Chrome, 1981 / Helios Creed, 1992
Recently I went on a tear, trying to listen to every album related to the infamous industrial act Chrome. This was no small endeavor: the band (under alternating stewardship) has an over 40-year, near-continuous history (not to mention all the solo albums). It seemed the end of that cycle was a good time to discuss the Chrome in my collection.
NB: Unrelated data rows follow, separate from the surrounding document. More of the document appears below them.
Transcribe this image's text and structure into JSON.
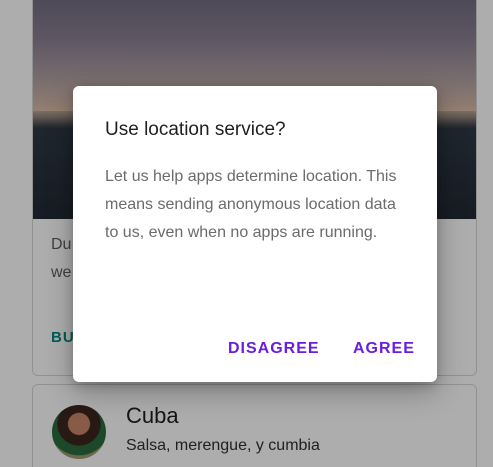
{
  "background": {
    "card1": {
      "text_line1": "Du",
      "text_line2": "we",
      "action_label": "BU"
    },
    "card2": {
      "title": "Cuba",
      "subtitle": "Salsa, merengue, y cumbia"
    }
  },
  "dialog": {
    "title": "Use location service?",
    "body": "Let us help apps determine location. This means sending anonymous location data to us, even when no apps are running.",
    "disagree_label": "DISAGREE",
    "agree_label": "AGREE"
  },
  "colors": {
    "accent": "#6a1de0",
    "card_action": "#00897b"
  }
}
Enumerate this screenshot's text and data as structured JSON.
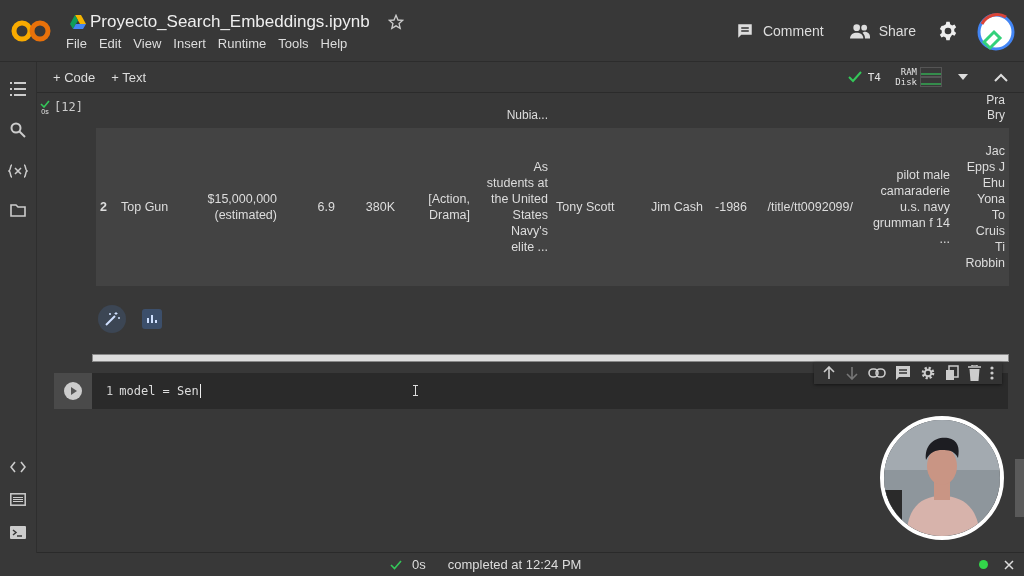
{
  "header": {
    "title": "Proyecto_Search_Embeddings.ipynb",
    "menu": [
      "File",
      "Edit",
      "View",
      "Insert",
      "Runtime",
      "Tools",
      "Help"
    ],
    "comment": "Comment",
    "share": "Share"
  },
  "toolbar": {
    "add": [
      "+ Code",
      "+ Text"
    ],
    "runtime": "T4",
    "connected": true,
    "resources": [
      "RAM",
      "Disk"
    ]
  },
  "output_cell": {
    "done": true,
    "time": "0s",
    "count": "[12]",
    "partial_row": {
      "description": "Nubia...",
      "cast": "Pra\nBry"
    },
    "row": [
      "2",
      "Top Gun",
      "$15,000,000\n(estimated)",
      "6.9",
      "380K",
      "[Action,\nDrama]",
      "As\nstudents at\nthe United\nStates\nNavy's\nelite ...",
      "Tony Scott",
      "Jim Cash",
      "-1986",
      "/title/tt0092099/",
      "pilot male\ncamaraderie\nu.s. navy\ngrumman f 14\n...",
      "Jac\nEpps J\nEhu\nYona\nTo\nCruis\nTi\nRobbin"
    ]
  },
  "code_cell": {
    "line": "1",
    "code": "model = Sen"
  },
  "status_bar": {
    "done": true,
    "time": "0s",
    "message": "completed at 12:24 PM",
    "connected": true
  }
}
The demented and drug-addled industrial rock Helios Creed and Damon Edge made sounds completely outside of any scene or time. I don't know of many or any bands coming from California in the early 80s that bear any relation to them whatsoever. Like backwoods meth cooked up in a trailer, this SanFran duo (along with whatever support they could muster up) runs on cheap highs. Blood on the Moon is their fifth full length in as many years and by far the most 'professional' sound they'd achieved—that is to say the recording equipment sounds moderately up to the task of capturing their mania. Edge's voice comes at you in either low, lascivious, demonic tones or high, pinched, cartoon villain angles. Creed's guitar is chained through enough effects to make chord changes irrelevant, while the rhythm section martials on mechanistically. Chrome are like a seriously a bad acid trip (in a good way).
Helios Creed had the more successful post-Chrome career—at least artistically. Damon Edge's subsequent Chrome and solo records slid into lo-fi synth dirges, sorely missing Creed's acidic splatter. Creed's output could be hit or miss as well, but there was usually at least one or two worthwhile burners per LP. In the early 90s he paired up with the Minneapolis label, Amphetamine Reptile (the perfectly named home for a Chrome project), known for their sludgy brand of hard indie-rock. With the return of guitar rock to radio airplay and the rise of Nine Inch Nails and Ministry, there was probably never a better time for Chrome to ascend. Helios did his level best, delivering a trio of blistering industrial barn-stormers—including my pick, Kiss to the Brain. They surely, must have grown the Chrome cult but were still far too oddball to garner wide attention.